Mr. Lewis testified at trial that he routinely entertained potential customers on his boat to cultivate business relationships. He conceded that he had not bought gas that day but contended that he did expense to Excel the gas he had bought a week prior in anticipation of the outing.
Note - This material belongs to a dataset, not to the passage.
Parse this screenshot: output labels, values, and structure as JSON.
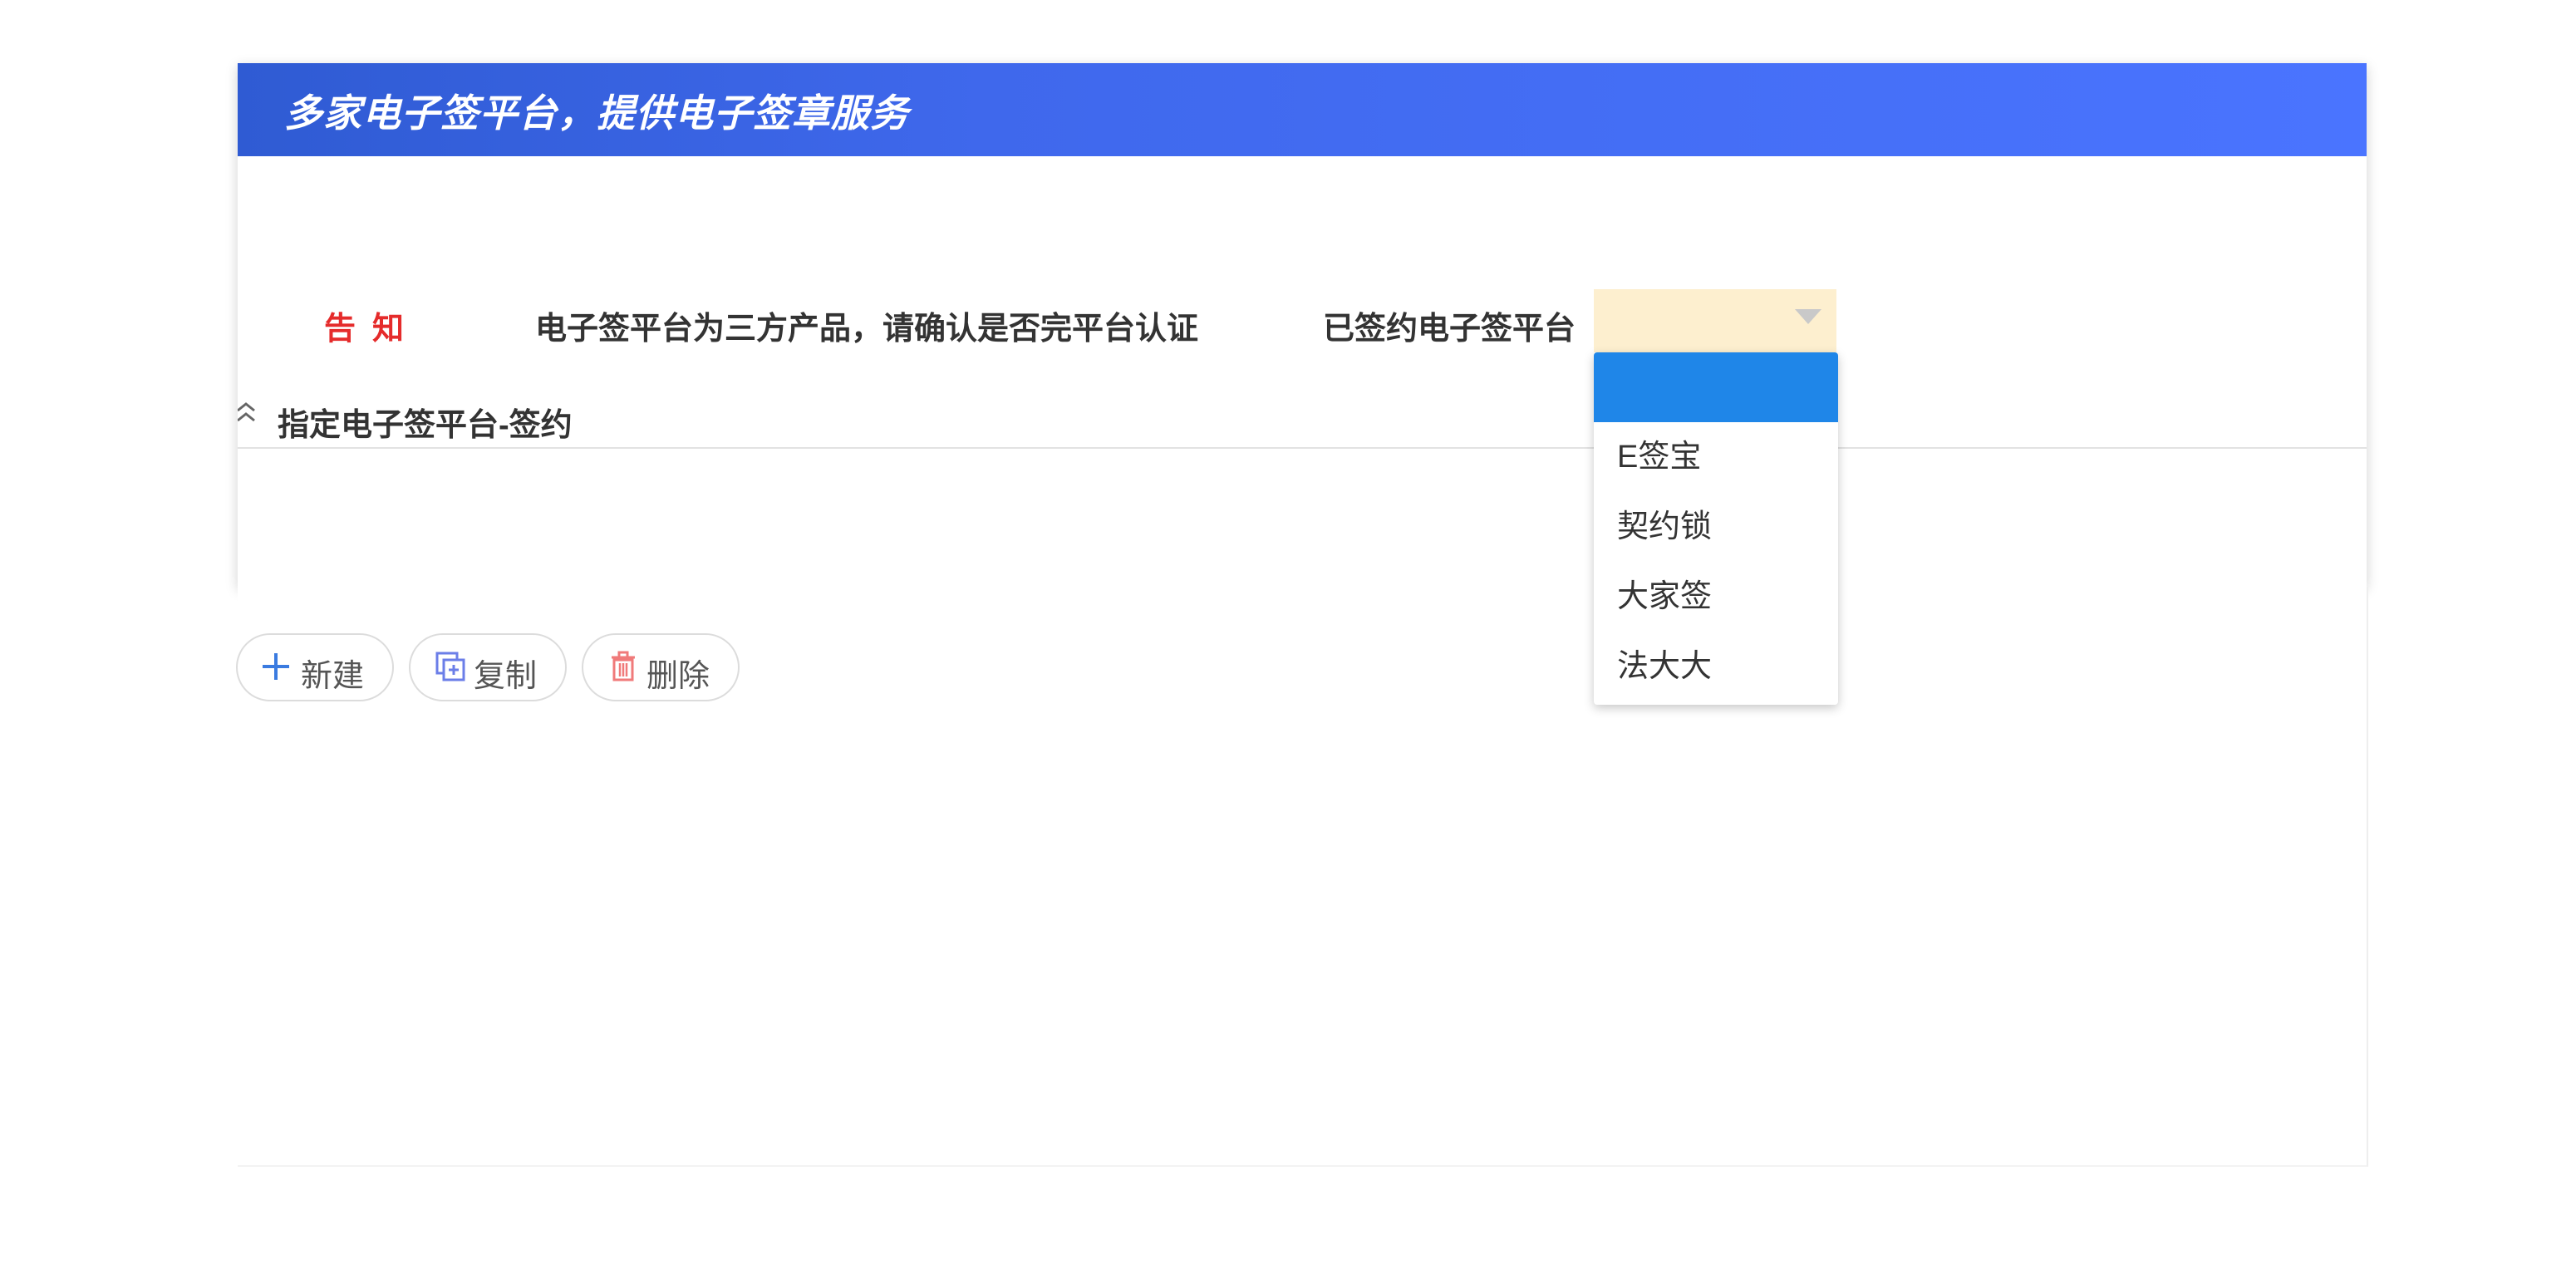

Mr. Lewis also explained that he did not file his claim for coverage under the Penn National Policy immediately because his life was “in turmoil” while he helped his wife recover from her injuries, and because he only discovered he had watercraft coverage when reviewing his policy months later in connection with an unrelated event.

The district court found Mr. Lewis credible, based on his “presentation and demeanor on the witness stand.” The court concluded that the Penn National policy was unambiguous, and that “at the time of the Trip and resulting Accident, Mr. Lewis was operating the Boat in the course of his employment and with respect to the conduct of Excel's business and his duties as the manager of Excel,” as required for coverage under the Policy. The court noted that “[t]he fact that the Trip included or may have included elements of familial entertainment and friendly fellowship does not deprive the Trip of its business purpose.”2 Accordingly, the court declared that Lewis's claim qualified for coverage, indemnification, and defense under the Penn National Policy.

Having carefully considered the controlling law and the parties' briefs and oral arguments, we affirm on the reasoning of the thorough opinion of the district court.



1.   Penn National sought to admit evidence related to a State Farm insurance policy, under which the Lewises had received $5,000 for medical payments resulting from the accident. Mr. Lewis had first contacted State Farm only ten days after the accident, which Penn National argued made his much later Penn National claim suspect. A State Farm agent stated in a deposition that, had State Farm been aware the accident was business-related, the Lewises would not have qualified for the payouts they received, but State Farm's claim file did not contain any indication that whether the trip was business-related had ever come up; there appeared to have been no inquiry from State Farm and no representations from Mr. Lewis either way. Contrary to Penn National's contention on appeal, the district court did not abuse its discretion in excluding all evidence related to the State Farm policy as “irrelevant” and potentially “confusing [to] the [advisory] jury.”

2.   An advisory jury convened by the district court, with the consent of the parties, agreed with this conclusion. The court instructed the advisory jury that it must decide whether Lewis “engaged in any [business] activities” during the trip. The advisory jury returned a unanimous verdict that Lewis had engaged in “activities with respect to the conduct of Excel Mechanical's business” and “with respect to his duty as Excel Mechanical's manager during the boat trip.”